The Guardian Mobile Innovation Lab collaborated with the Guardian US newsroom to launch Strange Bird, a podcast hosted by Guardian US data editor Mona Chalabi, along with an experimental web-based audio player that broke new ground in the experience of listening to podcasts by augmenting the audio with related material.
In the inaugural episode, Chalabi used data and statistics to explore the gap between the the frequency of miscarriages among women and how little they are discussed.
Through a chat-like interface, the player integrated visual elements—such as Chalabi’s illustrated charts, along with text messages with background information, links to sources, and photographs of the people Mona interviewed—into the listening experience. It also allowed people to subscribe to the podcast through the web, rather than exclusively in podcast apps.
On Android devices, listeners could also sign up to receive the show’s visual elements through notifications, and could be alerted when new episodes are released.
Mona Chalabi, data editor and host, The Guardian US, said:
“Strange Bird is a show about the things that can make us feel lonely. I try to use statistics to explain that the universe isn’t so random, that there are patterns that shape our lives. In this first show, I speak to my mum, friends and experts to uncover an experience that can feel incredibly lonely: miscarriage.”
Sasha Koren, editor, Guardian US mobile innovation lab, said:
“Given the popularity of podcasting, we felt that audio was an area ripe for experimentation, both in the way it is accessed and the kind of content included. We wanted test out new audio formats, including the ability to make images and source material seamlessly available alongside audio. Mona’s gift for pairing writing and illustration to produce compelling pieces of data journalism made her the perfect collaborator for what the lab team wanted to build.”
*The web player’s chat-like interface with the show’s host gives listeners instant access to pieces of information that enhance the listening experience — such as related images, data visualizations and links to additional resources on the show’s topic. For Chrome users, the extra content can be delivered through notifications that live on your lock screen for when you want to look at them.
*Wide availability to audiences on the web: unlike iOS devices, many Android phones don’t come preloaded with a podcast app. Podcast producers have to rely on users finding an app on their own (or being recommended one to download) before accessing their audio content. Alternately, publishers could promote discovery by integrating podcasting functionality into their own native apps. Whatever the case, publishers who produce audio face significant challenges to gaining an audience, which is a problem this player allows them to work around.
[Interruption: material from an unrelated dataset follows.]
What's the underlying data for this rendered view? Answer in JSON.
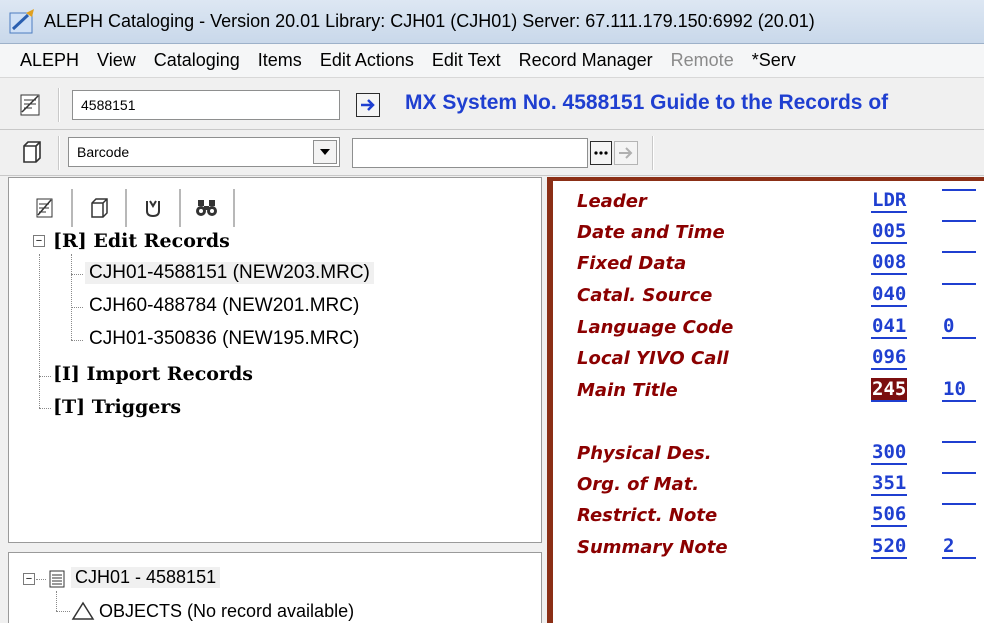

*Ability to subscribe to receive alerts when there’s a new episode (Chrome-only)
*Ability to be in touch with the podcast host directly from within the web-listening interface
*Ability to bring scenes and data to life through audio and complementary visuals